Don’t forget that roof, Jim
One large factory I looked around on a number of occasions had the “Don’t forget that roof, Jim,” scenario.
A big building – 100m x 25m x 6m tall – the construction? An Asbestolux roof with an air gap complete with plasterboard panels supported in a metal ceiling grid. Roof skylights gave a more ‘natural’ feel inside and helped illuminate the production lines beneath.
Lots of hot processes, essentially a bakery in one half and a packing hall in the other, modern equipment in an old building heating everything at one end and cooling it all down at the other.
That roof was the cause of so much grief, but every summer Jim and the company flogged on knowing they would lose production because the product wouldn’t set so they paid a night shift to make up for the time lost. Then the problem went away again until the next year.
Was it all down to the roof? I did some sums; the ‘U’ factor calculation came to
2.43W/m2K. My trusty chart showed that between June and September up to 90kW of heat transmission could be expected through the roof into the factory.
During June (highest solar aspect) 90kW would raise the internal air temperature by 4 to 5OC.
In winter, heat losses through the roof cooled the air around the ovens and reduced the gas burners efficiencies, they all needed ‘turning up’ so the product would bake. More gas, more money. So a Double Whammy!
Anyway the same roof, many years on – Jim who had stayed with the business, explained they had always had that roof problem – for the owners it understandably proved to be all too difficult; do they invest in the invariably oversized cooling system and possibly, heating solutions for the Winter – or ‘just’ replace that roof?.

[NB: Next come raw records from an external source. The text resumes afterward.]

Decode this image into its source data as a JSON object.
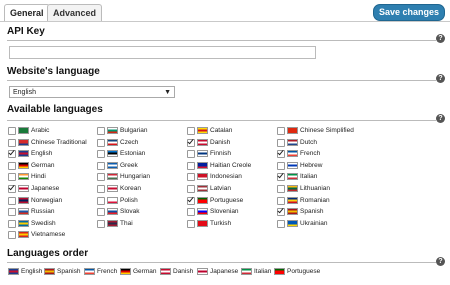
{
  "tabs": [
    {
      "label": "General"
    },
    {
      "label": "Advanced"
    }
  ],
  "toolbar": {
    "save_label": "Save changes"
  },
  "api_key": {
    "title": "API Key",
    "value": ""
  },
  "website_language": {
    "title": "Website's language",
    "selected": "English"
  },
  "available": {
    "title": "Available languages",
    "columns": [
      [
        {
          "label": "Arabic",
          "checked": false,
          "flag": [
            "#1a7a3a",
            "#1a7a3a",
            "#1a7a3a"
          ]
        },
        {
          "label": "Chinese Traditional",
          "checked": false,
          "flag": [
            "#d62a2a",
            "#d62a2a",
            "#1c3d8f"
          ]
        },
        {
          "label": "English",
          "checked": true,
          "flag": [
            "#1c3d8f",
            "#c8102e",
            "#1c3d8f"
          ]
        },
        {
          "label": "German",
          "checked": false,
          "flag": [
            "#000000",
            "#dd0000",
            "#ffce00"
          ]
        },
        {
          "label": "Hindi",
          "checked": false,
          "flag": [
            "#ff9933",
            "#ffffff",
            "#138808"
          ]
        },
        {
          "label": "Japanese",
          "checked": true,
          "flag": [
            "#ffffff",
            "#bc002d",
            "#ffffff"
          ]
        },
        {
          "label": "Norwegian",
          "checked": false,
          "flag": [
            "#ba0c2f",
            "#00205b",
            "#ba0c2f"
          ]
        },
        {
          "label": "Russian",
          "checked": false,
          "flag": [
            "#ffffff",
            "#1c57a5",
            "#d52b1e"
          ]
        },
        {
          "label": "Swedish",
          "checked": false,
          "flag": [
            "#006aa7",
            "#fecc00",
            "#006aa7"
          ]
        },
        {
          "label": "Vietnamese",
          "checked": false,
          "flag": [
            "#da251d",
            "#ffcd00",
            "#da251d"
          ]
        }
      ],
      [
        {
          "label": "Bulgarian",
          "checked": false,
          "flag": [
            "#ffffff",
            "#00966e",
            "#d62612"
          ]
        },
        {
          "label": "Czech",
          "checked": false,
          "flag": [
            "#11457e",
            "#ffffff",
            "#d7141a"
          ]
        },
        {
          "label": "Estonian",
          "checked": false,
          "flag": [
            "#0072ce",
            "#000000",
            "#ffffff"
          ]
        },
        {
          "label": "Greek",
          "checked": false,
          "flag": [
            "#0d5eaf",
            "#ffffff",
            "#0d5eaf"
          ]
        },
        {
          "label": "Hungarian",
          "checked": false,
          "flag": [
            "#ce2939",
            "#ffffff",
            "#477050"
          ]
        },
        {
          "label": "Korean",
          "checked": false,
          "flag": [
            "#ffffff",
            "#c60c30",
            "#ffffff"
          ]
        },
        {
          "label": "Polish",
          "checked": false,
          "flag": [
            "#ffffff",
            "#ffffff",
            "#dc143c"
          ]
        },
        {
          "label": "Slovak",
          "checked": false,
          "flag": [
            "#ffffff",
            "#0b4ea2",
            "#ee1c25"
          ]
        },
        {
          "label": "Thai",
          "checked": false,
          "flag": [
            "#a51931",
            "#2d2a4a",
            "#a51931"
          ]
        }
      ],
      [
        {
          "label": "Catalan",
          "checked": false,
          "flag": [
            "#fcdd09",
            "#da121a",
            "#fcdd09"
          ]
        },
        {
          "label": "Danish",
          "checked": true,
          "flag": [
            "#c60c30",
            "#ffffff",
            "#c60c30"
          ]
        },
        {
          "label": "Finnish",
          "checked": false,
          "flag": [
            "#ffffff",
            "#003580",
            "#ffffff"
          ]
        },
        {
          "label": "Haitian Creole",
          "checked": false,
          "flag": [
            "#00209f",
            "#00209f",
            "#d21034"
          ]
        },
        {
          "label": "Indonesian",
          "checked": false,
          "flag": [
            "#ce1126",
            "#ce1126",
            "#ffffff"
          ]
        },
        {
          "label": "Latvian",
          "checked": false,
          "flag": [
            "#9e3039",
            "#ffffff",
            "#9e3039"
          ]
        },
        {
          "label": "Portuguese",
          "checked": true,
          "flag": [
            "#006600",
            "#ff0000",
            "#ff0000"
          ]
        },
        {
          "label": "Slovenian",
          "checked": false,
          "flag": [
            "#ffffff",
            "#0000ff",
            "#ff0000"
          ]
        },
        {
          "label": "Turkish",
          "checked": false,
          "flag": [
            "#e30a17",
            "#e30a17",
            "#e30a17"
          ]
        }
      ],
      [
        {
          "label": "Chinese Simplified",
          "checked": false,
          "flag": [
            "#de2910",
            "#de2910",
            "#de2910"
          ]
        },
        {
          "label": "Dutch",
          "checked": false,
          "flag": [
            "#ae1c28",
            "#ffffff",
            "#21468b"
          ]
        },
        {
          "label": "French",
          "checked": true,
          "flag": [
            "#0055a4",
            "#ffffff",
            "#ef4135"
          ]
        },
        {
          "label": "Hebrew",
          "checked": false,
          "flag": [
            "#ffffff",
            "#0038b8",
            "#ffffff"
          ]
        },
        {
          "label": "Italian",
          "checked": true,
          "flag": [
            "#009246",
            "#ffffff",
            "#ce2b37"
          ]
        },
        {
          "label": "Lithuanian",
          "checked": false,
          "flag": [
            "#fdb913",
            "#006a44",
            "#c1272d"
          ]
        },
        {
          "label": "Romanian",
          "checked": false,
          "flag": [
            "#002b7f",
            "#fcd116",
            "#ce1126"
          ]
        },
        {
          "label": "Spanish",
          "checked": true,
          "flag": [
            "#aa151b",
            "#f1bf00",
            "#aa151b"
          ]
        },
        {
          "label": "Ukrainian",
          "checked": false,
          "flag": [
            "#0057b7",
            "#0057b7",
            "#ffd700"
          ]
        }
      ]
    ]
  },
  "order": {
    "title": "Languages order",
    "items": [
      {
        "label": "English",
        "flag": [
          "#1c3d8f",
          "#c8102e",
          "#1c3d8f"
        ]
      },
      {
        "label": "Spanish",
        "flag": [
          "#aa151b",
          "#f1bf00",
          "#aa151b"
        ]
      },
      {
        "label": "French",
        "flag": [
          "#0055a4",
          "#ffffff",
          "#ef4135"
        ]
      },
      {
        "label": "German",
        "flag": [
          "#000000",
          "#dd0000",
          "#ffce00"
        ]
      },
      {
        "label": "Danish",
        "flag": [
          "#c60c30",
          "#ffffff",
          "#c60c30"
        ]
      },
      {
        "label": "Japanese",
        "flag": [
          "#ffffff",
          "#bc002d",
          "#ffffff"
        ]
      },
      {
        "label": "Italian",
        "flag": [
          "#009246",
          "#ffffff",
          "#ce2b37"
        ]
      },
      {
        "label": "Portuguese",
        "flag": [
          "#006600",
          "#ff0000",
          "#ff0000"
        ]
      }
    ]
  }
}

Confused by U factors heat losses, call us – apply some science and be sure!